The “Zeroes” Vimeo album contains the animations. The ones I showed in the TEDx talk are in Full HD (1920 by 1080). There is also a lower resolution animation of how zeroes move around when we change the coefficients. Here is one of the movies, but you really should watch it in Full HD to see all the details.

<iframe allowfullscreen="" frameborder="0" height="281" src="http://player.vimeo.com/video/109062970?title=0&amp;byline=0&amp;portrait=0" width="500"></iframe>

The pictures

  • The computed image zeroes.ppm.gz (125 MB) at 20000 by 17500 pixels is stored in the PPM format. The picture is dull gray, and is not meant to be viewed directly.
  • The official image zeroes26.png (287 MB) at 20000 by 175000 pixels in orange tones. Beware,  it can bring an image viewing program to its knees.
  • I computed tons of closeups to generate the movies. Here are the beginnings of each animation available at Vimeo, and measly 1920 by 1080 pixels each (click on them).
    • The whole image: zoom
    • Zoom at $i$: arc
    • Zoom at $(1 + \sqrt{3} i)/2$:tofringe
    • Zoom at $1.4 i$:fringe
    • Zoom at $3 e^{7 i \pi/24}/2$:tozero
    • Zoom at $1$:unzoom

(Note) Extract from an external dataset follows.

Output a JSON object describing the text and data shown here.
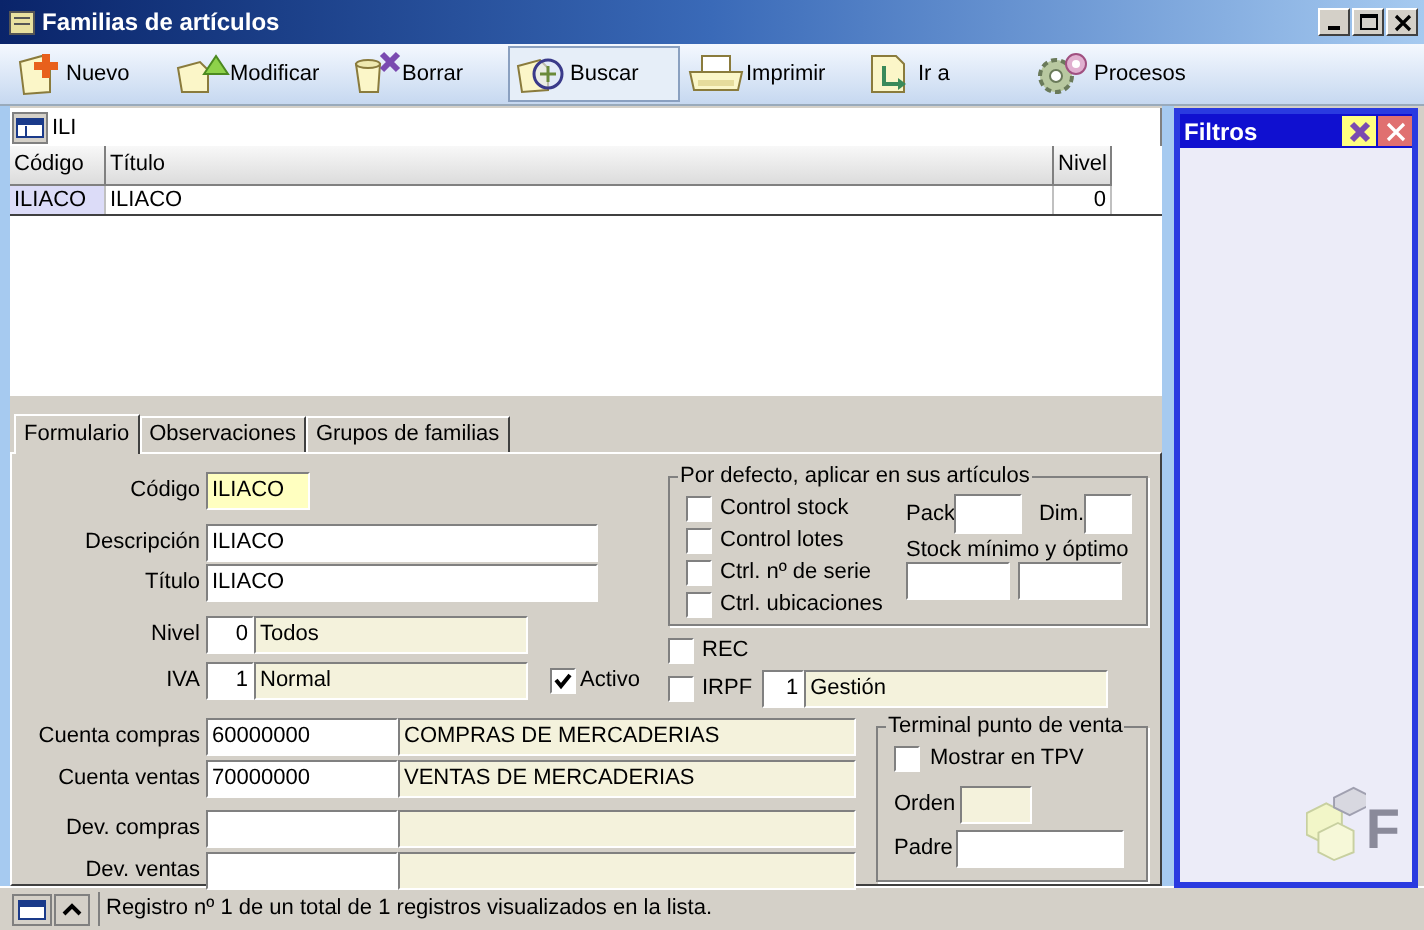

by Andrej Bauer at October 16, 2014 07:01 AM

October 15, 2014

OCamlCore Forge News

OCaml Forge maintenance

Recently the OCaml forge has required a lot of hardware reboots. The server is probably near end of life and I need to upgrade the whole infrastructure to a recent server. Rackspace Cloud, as part of their developer support program, is kindly providing a new host for the forge. You may encounter a few more problems in the coming weeks, due to this migration. Ping me if anything is utterly wrong (sylvain ... le-gall.net).

by Sylvain Le Gall at October 15, 2014 06:58 AM